[Data about app and page elements]
***

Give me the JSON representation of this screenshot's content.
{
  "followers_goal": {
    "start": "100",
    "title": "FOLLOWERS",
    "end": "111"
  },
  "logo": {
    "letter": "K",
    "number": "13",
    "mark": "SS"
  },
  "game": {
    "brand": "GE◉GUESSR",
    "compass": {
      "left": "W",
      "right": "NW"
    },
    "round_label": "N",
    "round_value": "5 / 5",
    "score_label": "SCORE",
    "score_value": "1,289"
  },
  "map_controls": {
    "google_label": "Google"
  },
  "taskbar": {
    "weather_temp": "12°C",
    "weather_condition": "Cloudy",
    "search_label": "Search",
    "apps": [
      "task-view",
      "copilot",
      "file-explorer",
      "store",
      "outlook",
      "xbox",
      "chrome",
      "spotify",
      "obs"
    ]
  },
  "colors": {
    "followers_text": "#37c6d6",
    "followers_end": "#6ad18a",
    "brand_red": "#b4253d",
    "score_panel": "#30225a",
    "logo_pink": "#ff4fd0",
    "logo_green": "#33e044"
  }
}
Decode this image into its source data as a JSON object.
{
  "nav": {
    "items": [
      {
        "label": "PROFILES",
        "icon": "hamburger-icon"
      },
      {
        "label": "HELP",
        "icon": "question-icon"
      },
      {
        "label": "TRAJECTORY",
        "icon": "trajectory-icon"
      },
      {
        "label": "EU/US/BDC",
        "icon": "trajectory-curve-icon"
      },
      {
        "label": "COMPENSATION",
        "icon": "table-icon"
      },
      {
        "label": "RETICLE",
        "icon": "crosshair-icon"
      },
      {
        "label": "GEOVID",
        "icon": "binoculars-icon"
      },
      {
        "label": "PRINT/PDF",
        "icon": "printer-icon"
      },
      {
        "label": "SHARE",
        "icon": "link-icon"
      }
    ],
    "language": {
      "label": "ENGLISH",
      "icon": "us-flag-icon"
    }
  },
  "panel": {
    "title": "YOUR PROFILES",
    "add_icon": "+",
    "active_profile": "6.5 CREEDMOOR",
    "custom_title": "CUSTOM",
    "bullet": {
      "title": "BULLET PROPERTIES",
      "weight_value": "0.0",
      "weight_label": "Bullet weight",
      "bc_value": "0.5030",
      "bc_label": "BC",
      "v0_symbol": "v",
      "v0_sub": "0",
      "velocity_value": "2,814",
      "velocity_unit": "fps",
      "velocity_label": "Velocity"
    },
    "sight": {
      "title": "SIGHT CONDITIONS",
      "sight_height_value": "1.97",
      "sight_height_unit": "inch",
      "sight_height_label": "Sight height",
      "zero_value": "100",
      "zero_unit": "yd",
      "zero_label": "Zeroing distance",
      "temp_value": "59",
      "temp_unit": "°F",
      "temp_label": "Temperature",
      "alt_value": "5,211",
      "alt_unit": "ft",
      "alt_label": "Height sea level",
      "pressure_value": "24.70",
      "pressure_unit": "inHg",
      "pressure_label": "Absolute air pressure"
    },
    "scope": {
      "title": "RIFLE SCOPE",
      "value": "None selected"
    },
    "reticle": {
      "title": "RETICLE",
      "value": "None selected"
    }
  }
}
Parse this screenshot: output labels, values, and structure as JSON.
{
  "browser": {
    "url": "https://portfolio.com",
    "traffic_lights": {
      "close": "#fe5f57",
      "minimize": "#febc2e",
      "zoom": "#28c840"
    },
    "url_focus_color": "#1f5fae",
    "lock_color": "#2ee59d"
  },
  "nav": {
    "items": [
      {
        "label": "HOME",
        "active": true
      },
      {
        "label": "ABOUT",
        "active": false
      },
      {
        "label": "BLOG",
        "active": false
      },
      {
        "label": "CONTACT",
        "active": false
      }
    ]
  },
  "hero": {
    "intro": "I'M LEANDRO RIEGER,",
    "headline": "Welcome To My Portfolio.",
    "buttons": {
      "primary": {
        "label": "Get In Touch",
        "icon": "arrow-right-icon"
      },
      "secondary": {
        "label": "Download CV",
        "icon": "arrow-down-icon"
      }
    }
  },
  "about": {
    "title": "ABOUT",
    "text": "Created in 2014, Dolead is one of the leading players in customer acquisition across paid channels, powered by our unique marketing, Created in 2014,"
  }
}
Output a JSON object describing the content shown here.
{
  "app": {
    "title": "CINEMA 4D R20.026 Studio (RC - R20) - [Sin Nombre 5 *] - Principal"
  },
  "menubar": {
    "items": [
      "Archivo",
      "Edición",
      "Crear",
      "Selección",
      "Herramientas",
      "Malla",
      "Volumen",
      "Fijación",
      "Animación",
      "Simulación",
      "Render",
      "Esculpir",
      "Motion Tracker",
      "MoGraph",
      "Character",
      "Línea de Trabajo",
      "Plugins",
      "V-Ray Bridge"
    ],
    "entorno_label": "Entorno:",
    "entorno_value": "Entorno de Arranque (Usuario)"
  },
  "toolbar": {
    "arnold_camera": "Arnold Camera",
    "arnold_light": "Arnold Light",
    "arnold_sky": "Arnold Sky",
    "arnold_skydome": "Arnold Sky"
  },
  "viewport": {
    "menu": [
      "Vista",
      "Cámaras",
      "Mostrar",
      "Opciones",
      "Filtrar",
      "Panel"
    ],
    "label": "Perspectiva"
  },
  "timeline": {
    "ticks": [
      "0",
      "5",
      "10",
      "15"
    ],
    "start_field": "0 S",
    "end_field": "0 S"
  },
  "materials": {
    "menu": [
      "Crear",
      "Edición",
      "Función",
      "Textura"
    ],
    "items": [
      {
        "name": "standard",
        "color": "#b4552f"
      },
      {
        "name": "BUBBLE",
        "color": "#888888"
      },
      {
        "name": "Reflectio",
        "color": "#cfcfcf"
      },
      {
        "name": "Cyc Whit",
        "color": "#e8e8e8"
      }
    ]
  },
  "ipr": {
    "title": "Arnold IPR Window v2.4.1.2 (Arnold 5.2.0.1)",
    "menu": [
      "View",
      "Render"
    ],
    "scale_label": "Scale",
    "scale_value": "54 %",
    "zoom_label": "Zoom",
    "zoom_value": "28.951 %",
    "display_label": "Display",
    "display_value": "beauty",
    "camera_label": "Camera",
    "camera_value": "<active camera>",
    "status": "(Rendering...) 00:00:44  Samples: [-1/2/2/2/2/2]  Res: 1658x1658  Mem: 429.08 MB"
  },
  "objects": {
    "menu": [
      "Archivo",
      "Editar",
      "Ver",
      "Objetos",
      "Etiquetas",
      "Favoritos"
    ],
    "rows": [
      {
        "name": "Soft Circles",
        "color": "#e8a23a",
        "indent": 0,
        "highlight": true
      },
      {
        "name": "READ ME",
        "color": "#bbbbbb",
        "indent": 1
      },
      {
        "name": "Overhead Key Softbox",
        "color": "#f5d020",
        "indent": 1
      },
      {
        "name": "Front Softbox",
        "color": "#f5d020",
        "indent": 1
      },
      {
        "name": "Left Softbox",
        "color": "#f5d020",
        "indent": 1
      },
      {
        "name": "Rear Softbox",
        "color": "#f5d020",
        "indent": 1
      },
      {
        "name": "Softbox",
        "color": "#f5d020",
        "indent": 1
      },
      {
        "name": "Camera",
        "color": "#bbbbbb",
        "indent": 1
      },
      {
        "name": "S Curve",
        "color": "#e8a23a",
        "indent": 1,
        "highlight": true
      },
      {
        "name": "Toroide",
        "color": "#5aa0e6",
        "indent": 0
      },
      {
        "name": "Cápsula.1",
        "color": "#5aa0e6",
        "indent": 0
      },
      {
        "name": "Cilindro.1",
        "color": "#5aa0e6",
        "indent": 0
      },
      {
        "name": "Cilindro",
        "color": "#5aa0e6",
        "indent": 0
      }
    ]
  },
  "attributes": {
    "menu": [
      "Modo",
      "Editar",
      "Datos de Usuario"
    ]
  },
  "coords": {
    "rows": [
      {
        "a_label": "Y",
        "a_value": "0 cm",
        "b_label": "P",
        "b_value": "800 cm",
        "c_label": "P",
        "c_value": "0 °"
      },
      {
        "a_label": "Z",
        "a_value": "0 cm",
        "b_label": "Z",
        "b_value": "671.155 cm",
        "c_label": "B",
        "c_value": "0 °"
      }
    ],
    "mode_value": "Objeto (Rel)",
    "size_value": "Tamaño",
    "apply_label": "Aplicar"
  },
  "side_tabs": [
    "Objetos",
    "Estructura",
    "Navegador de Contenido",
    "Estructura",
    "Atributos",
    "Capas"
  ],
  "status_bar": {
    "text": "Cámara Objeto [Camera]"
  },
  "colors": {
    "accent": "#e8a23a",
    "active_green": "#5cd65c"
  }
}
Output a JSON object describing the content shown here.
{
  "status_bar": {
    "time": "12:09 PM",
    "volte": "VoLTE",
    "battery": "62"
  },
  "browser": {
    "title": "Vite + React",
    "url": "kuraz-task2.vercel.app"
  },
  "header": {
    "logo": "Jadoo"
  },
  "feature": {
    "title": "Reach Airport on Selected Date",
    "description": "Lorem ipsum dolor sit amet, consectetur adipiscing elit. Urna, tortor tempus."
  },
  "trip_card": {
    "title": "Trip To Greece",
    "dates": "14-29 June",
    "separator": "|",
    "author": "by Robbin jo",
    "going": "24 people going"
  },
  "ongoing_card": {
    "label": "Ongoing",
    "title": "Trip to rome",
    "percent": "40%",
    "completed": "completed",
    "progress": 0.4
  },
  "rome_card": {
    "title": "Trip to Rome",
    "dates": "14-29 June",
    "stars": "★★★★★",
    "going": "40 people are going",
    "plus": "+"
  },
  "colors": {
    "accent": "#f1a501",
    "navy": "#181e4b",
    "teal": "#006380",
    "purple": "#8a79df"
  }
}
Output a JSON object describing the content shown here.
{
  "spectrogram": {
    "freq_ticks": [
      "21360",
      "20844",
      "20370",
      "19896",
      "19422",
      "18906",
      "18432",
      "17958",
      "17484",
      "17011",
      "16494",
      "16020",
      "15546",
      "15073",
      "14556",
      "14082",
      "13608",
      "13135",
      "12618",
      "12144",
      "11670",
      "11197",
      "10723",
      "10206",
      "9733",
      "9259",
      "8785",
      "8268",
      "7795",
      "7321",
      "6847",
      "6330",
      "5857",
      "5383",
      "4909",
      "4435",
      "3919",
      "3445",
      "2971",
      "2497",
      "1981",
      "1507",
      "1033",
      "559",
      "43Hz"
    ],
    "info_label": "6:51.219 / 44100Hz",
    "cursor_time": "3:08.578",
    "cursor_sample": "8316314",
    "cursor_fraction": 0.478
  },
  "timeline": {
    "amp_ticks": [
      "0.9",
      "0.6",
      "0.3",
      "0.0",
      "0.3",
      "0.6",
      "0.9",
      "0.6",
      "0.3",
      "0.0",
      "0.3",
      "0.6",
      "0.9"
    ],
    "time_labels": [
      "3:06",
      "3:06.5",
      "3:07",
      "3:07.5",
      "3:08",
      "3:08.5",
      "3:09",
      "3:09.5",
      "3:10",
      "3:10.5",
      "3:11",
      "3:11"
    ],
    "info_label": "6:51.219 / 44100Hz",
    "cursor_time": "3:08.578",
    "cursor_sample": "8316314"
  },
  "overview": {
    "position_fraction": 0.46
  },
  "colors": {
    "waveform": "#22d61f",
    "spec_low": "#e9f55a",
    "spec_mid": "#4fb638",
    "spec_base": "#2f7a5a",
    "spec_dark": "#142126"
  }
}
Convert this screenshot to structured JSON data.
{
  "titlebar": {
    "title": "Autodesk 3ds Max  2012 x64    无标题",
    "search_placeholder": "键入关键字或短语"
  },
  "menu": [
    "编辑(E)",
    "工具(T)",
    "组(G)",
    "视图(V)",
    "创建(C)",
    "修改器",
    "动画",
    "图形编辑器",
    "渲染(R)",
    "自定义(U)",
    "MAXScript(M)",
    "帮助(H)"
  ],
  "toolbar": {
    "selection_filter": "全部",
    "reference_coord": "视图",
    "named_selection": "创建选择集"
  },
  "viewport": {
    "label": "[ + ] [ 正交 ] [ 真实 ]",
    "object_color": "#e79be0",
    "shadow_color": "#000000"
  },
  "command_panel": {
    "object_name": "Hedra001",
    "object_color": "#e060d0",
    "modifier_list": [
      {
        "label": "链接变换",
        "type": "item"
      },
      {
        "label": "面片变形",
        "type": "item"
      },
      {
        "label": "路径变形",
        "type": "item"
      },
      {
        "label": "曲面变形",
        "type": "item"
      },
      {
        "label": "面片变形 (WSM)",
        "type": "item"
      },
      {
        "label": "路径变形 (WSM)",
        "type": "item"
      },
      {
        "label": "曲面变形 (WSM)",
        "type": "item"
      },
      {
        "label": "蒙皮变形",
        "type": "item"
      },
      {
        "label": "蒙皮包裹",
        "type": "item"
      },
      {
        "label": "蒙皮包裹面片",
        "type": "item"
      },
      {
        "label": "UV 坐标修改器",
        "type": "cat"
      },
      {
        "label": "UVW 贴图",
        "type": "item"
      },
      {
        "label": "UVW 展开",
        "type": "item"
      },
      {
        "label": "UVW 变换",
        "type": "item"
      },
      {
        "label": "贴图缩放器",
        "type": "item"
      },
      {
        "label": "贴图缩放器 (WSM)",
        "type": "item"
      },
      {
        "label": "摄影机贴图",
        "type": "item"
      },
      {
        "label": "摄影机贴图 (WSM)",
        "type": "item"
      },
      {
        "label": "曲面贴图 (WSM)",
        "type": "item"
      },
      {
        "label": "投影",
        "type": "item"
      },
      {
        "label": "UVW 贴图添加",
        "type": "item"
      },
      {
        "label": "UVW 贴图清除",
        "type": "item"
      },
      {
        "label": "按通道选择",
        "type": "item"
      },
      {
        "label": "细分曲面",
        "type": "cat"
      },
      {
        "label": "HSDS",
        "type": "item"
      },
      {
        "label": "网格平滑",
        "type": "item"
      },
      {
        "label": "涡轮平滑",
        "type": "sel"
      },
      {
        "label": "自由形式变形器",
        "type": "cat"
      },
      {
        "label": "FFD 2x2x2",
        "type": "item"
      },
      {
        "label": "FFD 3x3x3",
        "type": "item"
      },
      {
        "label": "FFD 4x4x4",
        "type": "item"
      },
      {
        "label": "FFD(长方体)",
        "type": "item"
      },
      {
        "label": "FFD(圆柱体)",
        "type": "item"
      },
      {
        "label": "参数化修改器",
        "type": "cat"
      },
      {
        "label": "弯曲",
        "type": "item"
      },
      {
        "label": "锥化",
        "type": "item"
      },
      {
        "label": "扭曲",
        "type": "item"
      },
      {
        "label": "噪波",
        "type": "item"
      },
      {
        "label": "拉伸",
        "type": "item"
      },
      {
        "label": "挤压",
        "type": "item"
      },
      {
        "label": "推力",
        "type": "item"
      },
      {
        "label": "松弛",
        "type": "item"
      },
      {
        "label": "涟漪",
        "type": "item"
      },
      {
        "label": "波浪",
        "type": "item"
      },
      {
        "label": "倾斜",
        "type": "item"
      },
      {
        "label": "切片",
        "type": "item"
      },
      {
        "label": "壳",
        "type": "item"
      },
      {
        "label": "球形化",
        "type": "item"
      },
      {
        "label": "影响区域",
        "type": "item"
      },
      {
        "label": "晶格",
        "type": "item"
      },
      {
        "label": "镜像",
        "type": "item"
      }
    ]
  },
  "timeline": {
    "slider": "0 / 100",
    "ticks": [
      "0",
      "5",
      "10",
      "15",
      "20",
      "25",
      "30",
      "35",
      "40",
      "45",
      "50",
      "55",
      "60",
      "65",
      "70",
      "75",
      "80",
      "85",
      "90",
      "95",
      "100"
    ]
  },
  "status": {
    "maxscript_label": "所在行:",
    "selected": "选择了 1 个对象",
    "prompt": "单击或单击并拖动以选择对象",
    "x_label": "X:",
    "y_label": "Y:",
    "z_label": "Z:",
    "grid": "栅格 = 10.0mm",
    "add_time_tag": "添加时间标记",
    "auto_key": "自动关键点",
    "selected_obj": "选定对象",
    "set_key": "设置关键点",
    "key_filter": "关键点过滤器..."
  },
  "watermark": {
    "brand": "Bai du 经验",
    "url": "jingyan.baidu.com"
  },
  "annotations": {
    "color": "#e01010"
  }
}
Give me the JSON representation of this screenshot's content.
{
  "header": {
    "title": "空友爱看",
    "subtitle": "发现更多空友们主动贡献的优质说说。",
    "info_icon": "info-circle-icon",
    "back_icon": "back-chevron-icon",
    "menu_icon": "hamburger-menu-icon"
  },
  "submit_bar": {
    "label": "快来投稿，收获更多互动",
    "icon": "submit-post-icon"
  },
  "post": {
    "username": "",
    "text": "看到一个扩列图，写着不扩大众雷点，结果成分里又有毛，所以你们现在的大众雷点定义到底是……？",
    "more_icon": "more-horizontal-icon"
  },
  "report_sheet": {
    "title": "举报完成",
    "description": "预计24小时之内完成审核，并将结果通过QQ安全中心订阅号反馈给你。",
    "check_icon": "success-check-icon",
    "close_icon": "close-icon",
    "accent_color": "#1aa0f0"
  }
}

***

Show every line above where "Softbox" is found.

        "name": "Overhead Key Softbox",
        "name": "Front Softbox",
        "name": "Left Softbox",
        "name": "Rear Softbox",
        "name": "Softbox",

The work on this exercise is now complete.